● What you need to do: From the entries below, copy every line holding the word "Manager".

● Data:
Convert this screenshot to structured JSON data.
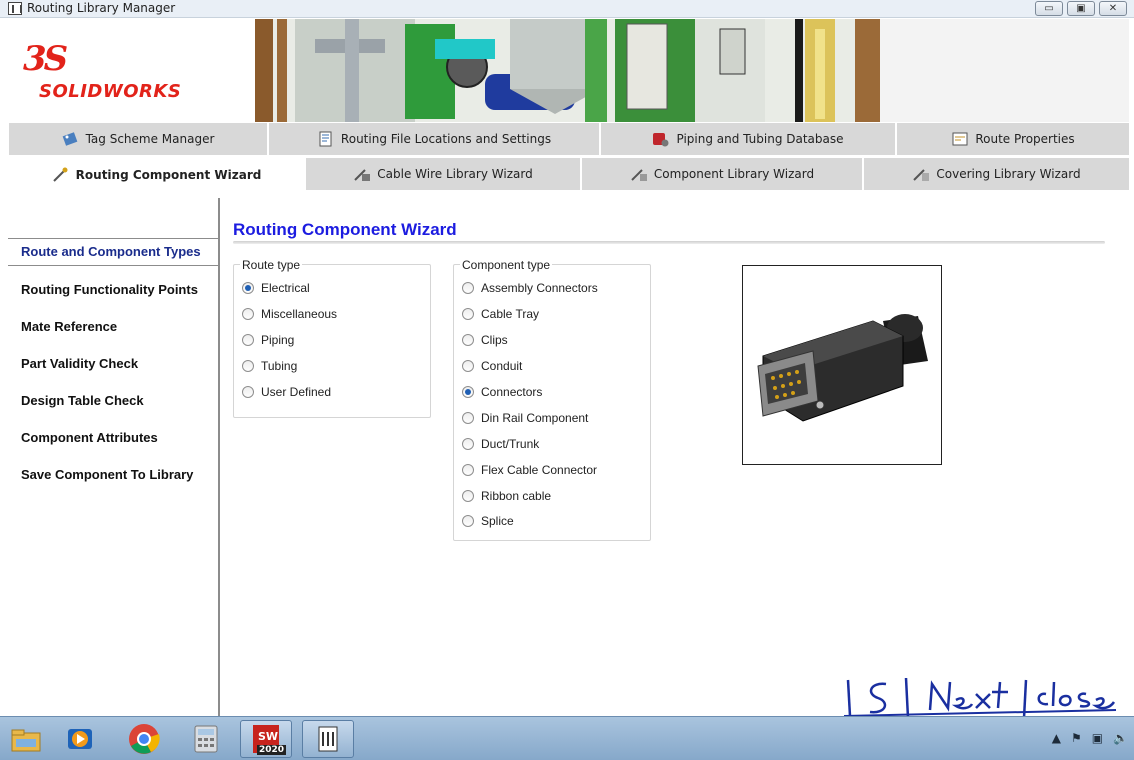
{
  "window": {
    "title": "Routing Library Manager",
    "minimize": "▭",
    "maximize": "▣",
    "close": "✕"
  },
  "brand": {
    "ds": "3S",
    "name": "SOLIDWORKS"
  },
  "tabs_row1": [
    {
      "label": "Tag Scheme Manager",
      "icon": "tag-scheme-icon"
    },
    {
      "label": "Routing File Locations and Settings",
      "icon": "file-locations-icon"
    },
    {
      "label": "Piping and Tubing Database",
      "icon": "database-icon"
    },
    {
      "label": "Route Properties",
      "icon": "route-properties-icon"
    }
  ],
  "tabs_row2": [
    {
      "label": "Routing Component Wizard",
      "icon": "component-wizard-icon",
      "active": true
    },
    {
      "label": "Cable Wire Library Wizard",
      "icon": "cable-wizard-icon"
    },
    {
      "label": "Component Library Wizard",
      "icon": "library-wizard-icon"
    },
    {
      "label": "Covering Library Wizard",
      "icon": "covering-wizard-icon"
    }
  ],
  "nav": {
    "items": [
      "Route and Component Types",
      "Routing Functionality Points",
      "Mate Reference",
      "Part Validity Check",
      "Design Table Check",
      "Component Attributes",
      "Save Component To Library"
    ],
    "active_index": 0
  },
  "main": {
    "title": "Routing Component Wizard",
    "route_type": {
      "label": "Route type",
      "options": [
        "Electrical",
        "Miscellaneous",
        "Piping",
        "Tubing",
        "User Defined"
      ],
      "selected": "Electrical"
    },
    "component_type": {
      "label": "Component type",
      "options": [
        "Assembly Connectors",
        "Cable Tray",
        "Clips",
        "Conduit",
        "Connectors",
        "Din Rail Component",
        "Duct/Trunk",
        "Flex Cable Connector",
        "Ribbon cable",
        "Splice"
      ],
      "selected": "Connectors"
    },
    "preview": "connector-preview-image"
  },
  "annotation": {
    "text": "|5| Next |close"
  },
  "taskbar": {
    "apps": [
      "file-explorer-icon",
      "media-player-icon",
      "chrome-icon",
      "calculator-icon",
      "solidworks-icon",
      "routing-library-icon"
    ],
    "sw_badge": "2020",
    "tray": [
      "▲",
      "⚑",
      "▣",
      "🔈"
    ]
  },
  "colors": {
    "title_blue": "#1c1ce0",
    "nav_active": "#1a2c8c",
    "brand_red": "#e2231a",
    "tab_bg": "#d8d8d8"
  }
}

● Exercise solution:
    "title": "Routing Library Manager",
      "label": "Tag Scheme Manager",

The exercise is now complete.